The team's dedication to an immersive simulation extends to the array of side-quests and activities—it is an open-world game, after all, and you can ignore the orders of your liege lord and bolt off to the hills if you're not feeling particularly duty-bound. In rapid succession, a short trailer shows gameplay clips of hunting, purse-cutting, spelunking, weapon crafting, horse riding, layered and customizable clothing and armor, open-field battles, and siege assaults. Each NPC will have a daily routine that can be altered: if you kill a local barkeeper, his regular patrons will go elsewhere and talk about the sad fate of their friend. All of these variables are running in CryEngine, and Vávra says the game will lend itself to mods, and the team is hopeful that they'll support modders with at least some basic tools.(opens in new tab)
But in a lot of ways, the fortunes of Kingdom hang on the moment after swords slam together.

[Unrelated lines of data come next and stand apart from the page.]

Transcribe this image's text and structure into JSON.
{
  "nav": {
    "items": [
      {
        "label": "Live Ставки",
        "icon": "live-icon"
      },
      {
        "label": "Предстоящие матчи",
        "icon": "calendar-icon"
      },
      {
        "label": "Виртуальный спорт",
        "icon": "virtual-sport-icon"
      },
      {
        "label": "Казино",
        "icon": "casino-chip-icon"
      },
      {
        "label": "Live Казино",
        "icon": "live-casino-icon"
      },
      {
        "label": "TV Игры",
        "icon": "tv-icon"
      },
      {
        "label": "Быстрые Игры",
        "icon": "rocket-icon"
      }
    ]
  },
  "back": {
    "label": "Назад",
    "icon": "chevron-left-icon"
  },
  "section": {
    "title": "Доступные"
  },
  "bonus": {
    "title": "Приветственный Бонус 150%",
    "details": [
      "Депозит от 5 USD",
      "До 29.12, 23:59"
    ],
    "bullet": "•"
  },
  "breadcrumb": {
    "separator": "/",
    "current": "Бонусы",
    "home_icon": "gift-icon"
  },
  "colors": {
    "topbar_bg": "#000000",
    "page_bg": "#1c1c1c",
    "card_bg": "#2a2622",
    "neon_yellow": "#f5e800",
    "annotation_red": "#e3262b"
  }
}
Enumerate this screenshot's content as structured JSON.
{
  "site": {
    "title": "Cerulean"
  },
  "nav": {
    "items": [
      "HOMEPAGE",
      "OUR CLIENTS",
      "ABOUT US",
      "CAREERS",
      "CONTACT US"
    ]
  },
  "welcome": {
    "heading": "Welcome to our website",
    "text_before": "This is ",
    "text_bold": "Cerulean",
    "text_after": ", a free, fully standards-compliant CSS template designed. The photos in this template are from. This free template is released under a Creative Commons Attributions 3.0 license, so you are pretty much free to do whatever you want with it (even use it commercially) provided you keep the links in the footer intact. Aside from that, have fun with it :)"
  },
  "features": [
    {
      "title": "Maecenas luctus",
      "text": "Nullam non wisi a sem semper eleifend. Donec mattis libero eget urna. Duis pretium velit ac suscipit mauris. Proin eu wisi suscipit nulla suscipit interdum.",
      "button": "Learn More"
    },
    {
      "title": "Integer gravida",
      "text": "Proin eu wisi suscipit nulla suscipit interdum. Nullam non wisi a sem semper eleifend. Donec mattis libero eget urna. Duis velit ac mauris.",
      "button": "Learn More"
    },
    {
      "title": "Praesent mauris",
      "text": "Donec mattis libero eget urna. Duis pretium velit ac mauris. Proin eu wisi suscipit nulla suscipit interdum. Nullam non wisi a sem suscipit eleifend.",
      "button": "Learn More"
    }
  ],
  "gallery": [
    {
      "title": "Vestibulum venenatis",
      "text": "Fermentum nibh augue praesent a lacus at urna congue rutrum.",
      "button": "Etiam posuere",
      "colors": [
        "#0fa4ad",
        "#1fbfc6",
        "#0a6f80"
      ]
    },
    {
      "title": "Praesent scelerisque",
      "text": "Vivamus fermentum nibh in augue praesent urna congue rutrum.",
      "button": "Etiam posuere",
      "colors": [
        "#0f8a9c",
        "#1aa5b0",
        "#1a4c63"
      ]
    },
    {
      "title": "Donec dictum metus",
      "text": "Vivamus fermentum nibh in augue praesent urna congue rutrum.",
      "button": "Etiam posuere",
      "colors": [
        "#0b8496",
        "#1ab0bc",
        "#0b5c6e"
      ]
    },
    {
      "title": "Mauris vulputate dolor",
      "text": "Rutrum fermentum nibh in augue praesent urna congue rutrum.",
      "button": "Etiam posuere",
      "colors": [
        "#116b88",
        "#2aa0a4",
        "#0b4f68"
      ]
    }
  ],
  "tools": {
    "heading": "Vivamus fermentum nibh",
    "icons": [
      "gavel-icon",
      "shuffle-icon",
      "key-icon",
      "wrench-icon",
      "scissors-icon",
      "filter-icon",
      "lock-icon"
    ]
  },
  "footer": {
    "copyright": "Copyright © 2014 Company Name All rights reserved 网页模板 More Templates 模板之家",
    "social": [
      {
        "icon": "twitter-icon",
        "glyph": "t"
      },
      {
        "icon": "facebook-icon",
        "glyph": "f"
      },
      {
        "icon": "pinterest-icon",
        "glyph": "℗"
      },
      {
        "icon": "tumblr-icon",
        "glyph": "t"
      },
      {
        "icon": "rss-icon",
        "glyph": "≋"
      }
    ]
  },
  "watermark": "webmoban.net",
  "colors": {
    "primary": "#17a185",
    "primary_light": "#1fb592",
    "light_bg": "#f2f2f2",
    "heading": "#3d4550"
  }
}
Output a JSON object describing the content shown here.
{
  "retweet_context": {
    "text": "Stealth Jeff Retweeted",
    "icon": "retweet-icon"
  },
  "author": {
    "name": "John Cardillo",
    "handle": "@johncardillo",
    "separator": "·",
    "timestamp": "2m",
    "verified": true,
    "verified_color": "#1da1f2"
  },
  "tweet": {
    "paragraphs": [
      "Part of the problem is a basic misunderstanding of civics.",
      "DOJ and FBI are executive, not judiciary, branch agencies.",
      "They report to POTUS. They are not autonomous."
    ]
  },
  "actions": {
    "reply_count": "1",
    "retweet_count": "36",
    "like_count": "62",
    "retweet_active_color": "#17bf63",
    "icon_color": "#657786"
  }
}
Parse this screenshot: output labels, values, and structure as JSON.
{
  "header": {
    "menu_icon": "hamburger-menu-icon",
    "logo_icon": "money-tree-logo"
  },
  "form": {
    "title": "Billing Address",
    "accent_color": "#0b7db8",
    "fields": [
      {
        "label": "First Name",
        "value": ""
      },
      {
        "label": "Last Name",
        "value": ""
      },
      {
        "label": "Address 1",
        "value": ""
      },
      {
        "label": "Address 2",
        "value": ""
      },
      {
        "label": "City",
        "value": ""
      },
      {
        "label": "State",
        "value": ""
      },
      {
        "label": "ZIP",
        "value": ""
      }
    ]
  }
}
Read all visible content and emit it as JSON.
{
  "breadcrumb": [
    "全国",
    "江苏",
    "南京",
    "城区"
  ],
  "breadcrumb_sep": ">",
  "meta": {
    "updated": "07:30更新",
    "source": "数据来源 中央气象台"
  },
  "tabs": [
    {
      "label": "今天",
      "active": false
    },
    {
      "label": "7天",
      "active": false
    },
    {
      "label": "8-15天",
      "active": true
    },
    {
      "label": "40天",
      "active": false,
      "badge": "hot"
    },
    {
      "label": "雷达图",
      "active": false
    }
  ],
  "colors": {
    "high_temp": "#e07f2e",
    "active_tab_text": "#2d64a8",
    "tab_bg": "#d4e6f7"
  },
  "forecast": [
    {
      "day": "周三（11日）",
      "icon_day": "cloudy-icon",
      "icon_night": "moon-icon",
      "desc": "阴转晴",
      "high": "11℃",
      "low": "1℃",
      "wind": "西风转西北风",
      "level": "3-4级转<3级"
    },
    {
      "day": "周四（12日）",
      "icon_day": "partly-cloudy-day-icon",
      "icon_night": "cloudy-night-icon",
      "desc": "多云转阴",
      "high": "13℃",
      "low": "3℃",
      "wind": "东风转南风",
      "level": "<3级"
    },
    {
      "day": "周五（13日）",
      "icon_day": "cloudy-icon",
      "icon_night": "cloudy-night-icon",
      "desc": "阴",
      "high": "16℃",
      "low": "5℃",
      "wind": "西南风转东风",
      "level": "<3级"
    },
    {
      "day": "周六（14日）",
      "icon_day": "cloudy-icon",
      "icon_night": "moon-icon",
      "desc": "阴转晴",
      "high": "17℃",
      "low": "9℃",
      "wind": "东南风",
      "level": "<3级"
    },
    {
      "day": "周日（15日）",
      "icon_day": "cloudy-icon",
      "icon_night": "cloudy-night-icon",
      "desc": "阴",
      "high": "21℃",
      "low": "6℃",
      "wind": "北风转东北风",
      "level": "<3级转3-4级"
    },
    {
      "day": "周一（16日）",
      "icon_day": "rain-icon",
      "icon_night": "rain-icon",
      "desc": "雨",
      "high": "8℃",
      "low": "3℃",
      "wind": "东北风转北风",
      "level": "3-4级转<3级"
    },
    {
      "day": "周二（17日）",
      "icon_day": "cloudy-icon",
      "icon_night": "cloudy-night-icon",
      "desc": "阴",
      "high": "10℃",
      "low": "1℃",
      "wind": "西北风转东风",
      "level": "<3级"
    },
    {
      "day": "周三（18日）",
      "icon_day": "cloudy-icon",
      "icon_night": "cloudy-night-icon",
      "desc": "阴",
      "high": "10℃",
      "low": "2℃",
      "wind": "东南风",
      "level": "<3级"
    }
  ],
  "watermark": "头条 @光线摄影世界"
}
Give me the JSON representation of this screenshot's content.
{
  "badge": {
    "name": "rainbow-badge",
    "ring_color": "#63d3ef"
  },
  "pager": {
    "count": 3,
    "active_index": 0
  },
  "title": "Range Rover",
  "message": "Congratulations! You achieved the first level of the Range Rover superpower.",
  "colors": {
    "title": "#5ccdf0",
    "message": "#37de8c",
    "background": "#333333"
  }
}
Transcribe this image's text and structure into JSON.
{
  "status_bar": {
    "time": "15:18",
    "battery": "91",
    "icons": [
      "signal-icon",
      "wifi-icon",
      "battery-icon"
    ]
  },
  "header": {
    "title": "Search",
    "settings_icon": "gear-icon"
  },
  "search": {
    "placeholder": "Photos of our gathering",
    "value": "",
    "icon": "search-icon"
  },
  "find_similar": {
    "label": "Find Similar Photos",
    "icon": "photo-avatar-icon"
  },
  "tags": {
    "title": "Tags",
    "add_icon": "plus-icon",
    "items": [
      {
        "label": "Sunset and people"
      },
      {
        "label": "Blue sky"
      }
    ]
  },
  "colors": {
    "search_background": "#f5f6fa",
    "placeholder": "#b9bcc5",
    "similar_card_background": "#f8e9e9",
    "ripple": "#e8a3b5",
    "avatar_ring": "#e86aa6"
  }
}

It's fine to talk about the game's huge world and the political intrigue surrounding a kidnapped king, but all that work will be blunted if the first-person melee combat fails to shine. First-person swordfights are very hard to get right, a struggle so notorious in games design that author Neal Stephenson famously funded a Kickstarter just to fix it (and failed ), resulting in the now-defunct Clang. Even first-person mainstays like Skyrim and Chivalry: Medieval Warfare succeed in spite of their melee combat, rather than because of it.
Kingdom's melee combat is ambitiously deep. Enemies have five regions to target—the head, arms, and legs—and each area can be attacked with an up-, down-, left-, or right-side strike. The most impressive moment comes when Vávra points out that each strike and block begins as an animation, but becomes a procedurally generated, physics-based reaction as the sword hits something. Blades flex and bend, skittering against each other and bouncing away after a successful parry. When it works, it looks more like watching a renaissance fair duel than the insubstantial pre-rendered attack animations seen elsewhere.(opens in new tab)
Warhorse is working to self-publish the first act of Kingdom in late 2015. Warhorse is launching a Kickstarter campaign today looking for $500,000. In the next few months, they'll be releasing a test build featuring a small village to backers who pitch in $48 or more. This test village will be constantly updated and will include combat when they've smashed enough bugs to make the melee presentable.
The game has a long way to go before it's finished and some big technical hurdles to clear, but what I've seen already has me cautiously optimistic—bordering on stupidly excited. Check out Warhorse's Kickstarter campaign , and strap in for a long two years of eager anticipation.